◆ **Data records**
+ + + + + + +
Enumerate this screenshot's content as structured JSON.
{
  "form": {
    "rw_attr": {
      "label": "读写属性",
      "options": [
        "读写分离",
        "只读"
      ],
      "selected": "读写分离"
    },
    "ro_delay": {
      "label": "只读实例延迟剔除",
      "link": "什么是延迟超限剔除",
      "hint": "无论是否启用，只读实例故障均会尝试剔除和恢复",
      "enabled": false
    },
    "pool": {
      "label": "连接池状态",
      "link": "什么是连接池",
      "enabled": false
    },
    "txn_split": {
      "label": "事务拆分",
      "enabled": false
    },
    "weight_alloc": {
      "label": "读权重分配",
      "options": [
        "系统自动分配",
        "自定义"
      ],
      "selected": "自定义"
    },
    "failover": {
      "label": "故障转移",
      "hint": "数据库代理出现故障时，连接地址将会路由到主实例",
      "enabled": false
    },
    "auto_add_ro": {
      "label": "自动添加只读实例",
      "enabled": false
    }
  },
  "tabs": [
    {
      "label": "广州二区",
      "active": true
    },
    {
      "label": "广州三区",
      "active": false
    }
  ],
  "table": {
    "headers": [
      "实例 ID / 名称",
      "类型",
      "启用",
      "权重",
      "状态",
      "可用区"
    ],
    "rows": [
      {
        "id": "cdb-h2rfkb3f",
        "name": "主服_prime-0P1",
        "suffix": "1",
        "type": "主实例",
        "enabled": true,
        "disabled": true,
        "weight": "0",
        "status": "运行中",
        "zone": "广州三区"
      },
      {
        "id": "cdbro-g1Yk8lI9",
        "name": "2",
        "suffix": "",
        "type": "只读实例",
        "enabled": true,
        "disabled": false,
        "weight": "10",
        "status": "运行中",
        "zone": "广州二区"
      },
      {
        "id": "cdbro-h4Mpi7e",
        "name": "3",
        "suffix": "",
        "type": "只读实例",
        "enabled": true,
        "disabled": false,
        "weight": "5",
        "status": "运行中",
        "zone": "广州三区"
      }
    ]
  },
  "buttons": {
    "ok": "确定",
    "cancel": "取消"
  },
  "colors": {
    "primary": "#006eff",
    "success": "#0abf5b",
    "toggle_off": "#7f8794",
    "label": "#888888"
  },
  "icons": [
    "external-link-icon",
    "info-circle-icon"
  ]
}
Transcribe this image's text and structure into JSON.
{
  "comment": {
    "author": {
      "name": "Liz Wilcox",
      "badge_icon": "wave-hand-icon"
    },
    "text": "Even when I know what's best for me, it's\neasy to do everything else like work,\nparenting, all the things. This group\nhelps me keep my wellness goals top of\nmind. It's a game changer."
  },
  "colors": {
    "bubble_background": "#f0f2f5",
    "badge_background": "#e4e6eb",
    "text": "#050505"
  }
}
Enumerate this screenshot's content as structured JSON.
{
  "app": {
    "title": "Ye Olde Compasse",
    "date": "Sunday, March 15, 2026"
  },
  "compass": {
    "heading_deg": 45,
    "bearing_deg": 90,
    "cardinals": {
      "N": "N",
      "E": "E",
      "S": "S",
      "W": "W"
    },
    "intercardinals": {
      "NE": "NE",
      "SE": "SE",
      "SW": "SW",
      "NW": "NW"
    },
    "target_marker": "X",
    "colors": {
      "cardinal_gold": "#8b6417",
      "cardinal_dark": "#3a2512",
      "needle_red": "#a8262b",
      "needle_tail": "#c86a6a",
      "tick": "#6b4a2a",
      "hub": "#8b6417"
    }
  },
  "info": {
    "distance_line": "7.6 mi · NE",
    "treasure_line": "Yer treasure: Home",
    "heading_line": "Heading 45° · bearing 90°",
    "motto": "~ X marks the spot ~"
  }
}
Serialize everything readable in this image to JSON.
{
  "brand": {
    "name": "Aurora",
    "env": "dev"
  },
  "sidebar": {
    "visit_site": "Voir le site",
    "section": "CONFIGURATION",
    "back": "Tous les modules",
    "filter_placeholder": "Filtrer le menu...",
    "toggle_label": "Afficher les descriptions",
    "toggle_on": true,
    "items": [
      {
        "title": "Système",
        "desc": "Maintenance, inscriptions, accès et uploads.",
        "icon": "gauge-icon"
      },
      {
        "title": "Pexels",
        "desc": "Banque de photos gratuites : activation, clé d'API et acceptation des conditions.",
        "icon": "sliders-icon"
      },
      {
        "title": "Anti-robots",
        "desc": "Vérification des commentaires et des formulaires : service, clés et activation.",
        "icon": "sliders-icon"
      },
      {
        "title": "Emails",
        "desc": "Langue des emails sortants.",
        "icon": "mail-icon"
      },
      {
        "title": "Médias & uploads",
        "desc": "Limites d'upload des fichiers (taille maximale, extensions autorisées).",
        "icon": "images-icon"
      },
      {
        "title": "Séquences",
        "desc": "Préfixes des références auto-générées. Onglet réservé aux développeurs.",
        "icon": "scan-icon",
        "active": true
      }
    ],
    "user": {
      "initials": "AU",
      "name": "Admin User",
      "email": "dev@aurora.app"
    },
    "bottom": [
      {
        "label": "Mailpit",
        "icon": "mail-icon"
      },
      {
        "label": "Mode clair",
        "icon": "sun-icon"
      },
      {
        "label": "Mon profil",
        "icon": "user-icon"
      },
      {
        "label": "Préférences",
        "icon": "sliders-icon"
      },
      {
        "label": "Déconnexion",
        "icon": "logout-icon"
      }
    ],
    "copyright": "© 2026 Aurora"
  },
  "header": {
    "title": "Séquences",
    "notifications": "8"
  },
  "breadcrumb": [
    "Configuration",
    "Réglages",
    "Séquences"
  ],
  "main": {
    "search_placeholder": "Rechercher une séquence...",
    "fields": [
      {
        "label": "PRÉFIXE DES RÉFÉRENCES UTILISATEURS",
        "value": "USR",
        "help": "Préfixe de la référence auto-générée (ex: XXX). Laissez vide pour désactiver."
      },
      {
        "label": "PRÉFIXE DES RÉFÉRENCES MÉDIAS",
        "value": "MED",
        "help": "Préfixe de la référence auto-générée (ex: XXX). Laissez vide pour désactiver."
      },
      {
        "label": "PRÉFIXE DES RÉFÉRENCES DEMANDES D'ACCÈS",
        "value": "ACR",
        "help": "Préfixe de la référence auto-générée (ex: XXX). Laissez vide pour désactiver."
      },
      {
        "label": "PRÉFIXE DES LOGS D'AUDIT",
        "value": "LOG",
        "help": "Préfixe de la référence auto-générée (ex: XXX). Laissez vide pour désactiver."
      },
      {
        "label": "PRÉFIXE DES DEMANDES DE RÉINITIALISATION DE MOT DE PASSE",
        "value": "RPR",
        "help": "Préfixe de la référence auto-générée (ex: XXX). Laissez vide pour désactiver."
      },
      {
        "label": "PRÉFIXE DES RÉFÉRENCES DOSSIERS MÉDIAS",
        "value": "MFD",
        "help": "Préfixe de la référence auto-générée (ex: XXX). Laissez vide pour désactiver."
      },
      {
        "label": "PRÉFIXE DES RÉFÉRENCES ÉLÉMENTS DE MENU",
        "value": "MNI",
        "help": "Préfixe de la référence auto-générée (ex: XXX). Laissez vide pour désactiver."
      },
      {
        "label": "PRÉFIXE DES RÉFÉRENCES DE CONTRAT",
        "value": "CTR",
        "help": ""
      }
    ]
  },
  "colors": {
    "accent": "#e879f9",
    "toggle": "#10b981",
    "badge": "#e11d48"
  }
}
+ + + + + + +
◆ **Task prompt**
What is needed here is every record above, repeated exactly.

◆ **Completed exercise**
Enumerate this screenshot's content as structured JSON.
{
  "form": {
    "rw_attr": {
      "label": "读写属性",
      "options": [
        "读写分离",
        "只读"
      ],
      "selected": "读写分离"
    },
    "ro_delay": {
      "label": "只读实例延迟剔除",
      "link": "什么是延迟超限剔除",
      "hint": "无论是否启用，只读实例故障均会尝试剔除和恢复",
      "enabled": false
    },
    "pool": {
      "label": "连接池状态",
      "link": "什么是连接池",
      "enabled": false
    },
    "txn_split": {
      "label": "事务拆分",
      "enabled": false
    },
    "weight_alloc": {
      "label": "读权重分配",
      "options": [
        "系统自动分配",
        "自定义"
      ],
      "selected": "自定义"
    },
    "failover": {
      "label": "故障转移",
      "hint": "数据库代理出现故障时，连接地址将会路由到主实例",
      "enabled": false
    },
    "auto_add_ro": {
      "label": "自动添加只读实例",
      "enabled": false
    }
  },
  "tabs": [
    {
      "label": "广州二区",
      "active": true
    },
    {
      "label": "广州三区",
      "active": false
    }
  ],
  "table": {
    "headers": [
      "实例 ID / 名称",
      "类型",
      "启用",
      "权重",
      "状态",
      "可用区"
    ],
    "rows": [
      {
        "id": "cdb-h2rfkb3f",
        "name": "主服_prime-0P1",
        "suffix": "1",
        "type": "主实例",
        "enabled": true,
        "disabled": true,
        "weight": "0",
        "status": "运行中",
        "zone": "广州三区"
      },
      {
        "id": "cdbro-g1Yk8lI9",
        "name": "2",
        "suffix": "",
        "type": "只读实例",
        "enabled": true,
        "disabled": false,
        "weight": "10",
        "status": "运行中",
        "zone": "广州二区"
      },
      {
        "id": "cdbro-h4Mpi7e",
        "name": "3",
        "suffix": "",
        "type": "只读实例",
        "enabled": true,
        "disabled": false,
        "weight": "5",
        "status": "运行中",
        "zone": "广州三区"
      }
    ]
  },
  "buttons": {
    "ok": "确定",
    "cancel": "取消"
  },
  "colors": {
    "primary": "#006eff",
    "success": "#0abf5b",
    "toggle_off": "#7f8794",
    "label": "#888888"
  },
  "icons": [
    "external-link-icon",
    "info-circle-icon"
  ]
}
Transcribe this image's text and structure into JSON.
{
  "comment": {
    "author": {
      "name": "Liz Wilcox",
      "badge_icon": "wave-hand-icon"
    },
    "text": "Even when I know what's best for me, it's\neasy to do everything else like work,\nparenting, all the things. This group\nhelps me keep my wellness goals top of\nmind. It's a game changer."
  },
  "colors": {
    "bubble_background": "#f0f2f5",
    "badge_background": "#e4e6eb",
    "text": "#050505"
  }
}
Enumerate this screenshot's content as structured JSON.
{
  "app": {
    "title": "Ye Olde Compasse",
    "date": "Sunday, March 15, 2026"
  },
  "compass": {
    "heading_deg": 45,
    "bearing_deg": 90,
    "cardinals": {
      "N": "N",
      "E": "E",
      "S": "S",
      "W": "W"
    },
    "intercardinals": {
      "NE": "NE",
      "SE": "SE",
      "SW": "SW",
      "NW": "NW"
    },
    "target_marker": "X",
    "colors": {
      "cardinal_gold": "#8b6417",
      "cardinal_dark": "#3a2512",
      "needle_red": "#a8262b",
      "needle_tail": "#c86a6a",
      "tick": "#6b4a2a",
      "hub": "#8b6417"
    }
  },
  "info": {
    "distance_line": "7.6 mi · NE",
    "treasure_line": "Yer treasure: Home",
    "heading_line": "Heading 45° · bearing 90°",
    "motto": "~ X marks the spot ~"
  }
}
Serialize everything readable in this image to JSON.
{
  "brand": {
    "name": "Aurora",
    "env": "dev"
  },
  "sidebar": {
    "visit_site": "Voir le site",
    "section": "CONFIGURATION",
    "back": "Tous les modules",
    "filter_placeholder": "Filtrer le menu...",
    "toggle_label": "Afficher les descriptions",
    "toggle_on": true,
    "items": [
      {
        "title": "Système",
        "desc": "Maintenance, inscriptions, accès et uploads.",
        "icon": "gauge-icon"
      },
      {
        "title": "Pexels",
        "desc": "Banque de photos gratuites : activation, clé d'API et acceptation des conditions.",
        "icon": "sliders-icon"
      },
      {
        "title": "Anti-robots",
        "desc": "Vérification des commentaires et des formulaires : service, clés et activation.",
        "icon": "sliders-icon"
      },
      {
        "title": "Emails",
        "desc": "Langue des emails sortants.",
        "icon": "mail-icon"
      },
      {
        "title": "Médias & uploads",
        "desc": "Limites d'upload des fichiers (taille maximale, extensions autorisées).",
        "icon": "images-icon"
      },
      {
        "title": "Séquences",
        "desc": "Préfixes des références auto-générées. Onglet réservé aux développeurs.",
        "icon": "scan-icon",
        "active": true
      }
    ],
    "user": {
      "initials": "AU",
      "name": "Admin User",
      "email": "dev@aurora.app"
    },
    "bottom": [
      {
        "label": "Mailpit",
        "icon": "mail-icon"
      },
      {
        "label": "Mode clair",
        "icon": "sun-icon"
      },
      {
        "label": "Mon profil",
        "icon": "user-icon"
      },
      {
        "label": "Préférences",
        "icon": "sliders-icon"
      },
      {
        "label": "Déconnexion",
        "icon": "logout-icon"
      }
    ],
    "copyright": "© 2026 Aurora"
  },
  "header": {
    "title": "Séquences",
    "notifications": "8"
  },
  "breadcrumb": [
    "Configuration",
    "Réglages",
    "Séquences"
  ],
  "main": {
    "search_placeholder": "Rechercher une séquence...",
    "fields": [
      {
        "label": "PRÉFIXE DES RÉFÉRENCES UTILISATEURS",
        "value": "USR",
        "help": "Préfixe de la référence auto-générée (ex: XXX). Laissez vide pour désactiver."
      },
      {
        "label": "PRÉFIXE DES RÉFÉRENCES MÉDIAS",
        "value": "MED",
        "help": "Préfixe de la référence auto-générée (ex: XXX). Laissez vide pour désactiver."
      },
      {
        "label": "PRÉFIXE DES RÉFÉRENCES DEMANDES D'ACCÈS",
        "value": "ACR",
        "help": "Préfixe de la référence auto-générée (ex: XXX). Laissez vide pour désactiver."
      },
      {
        "label": "PRÉFIXE DES LOGS D'AUDIT",
        "value": "LOG",
        "help": "Préfixe de la référence auto-générée (ex: XXX). Laissez vide pour désactiver."
      },
      {
        "label": "PRÉFIXE DES DEMANDES DE RÉINITIALISATION DE MOT DE PASSE",
        "value": "RPR",
        "help": "Préfixe de la référence auto-générée (ex: XXX). Laissez vide pour désactiver."
      },
      {
        "label": "PRÉFIXE DES RÉFÉRENCES DOSSIERS MÉDIAS",
        "value": "MFD",
        "help": "Préfixe de la référence auto-générée (ex: XXX). Laissez vide pour désactiver."
      },
      {
        "label": "PRÉFIXE DES RÉFÉRENCES ÉLÉMENTS DE MENU",
        "value": "MNI",
        "help": "Préfixe de la référence auto-générée (ex: XXX). Laissez vide pour désactiver."
      },
      {
        "label": "PRÉFIXE DES RÉFÉRENCES DE CONTRAT",
        "value": "CTR",
        "help": ""
      }
    ]
  },
  "colors": {
    "accent": "#e879f9",
    "toggle": "#10b981",
    "badge": "#e11d48"
  }
}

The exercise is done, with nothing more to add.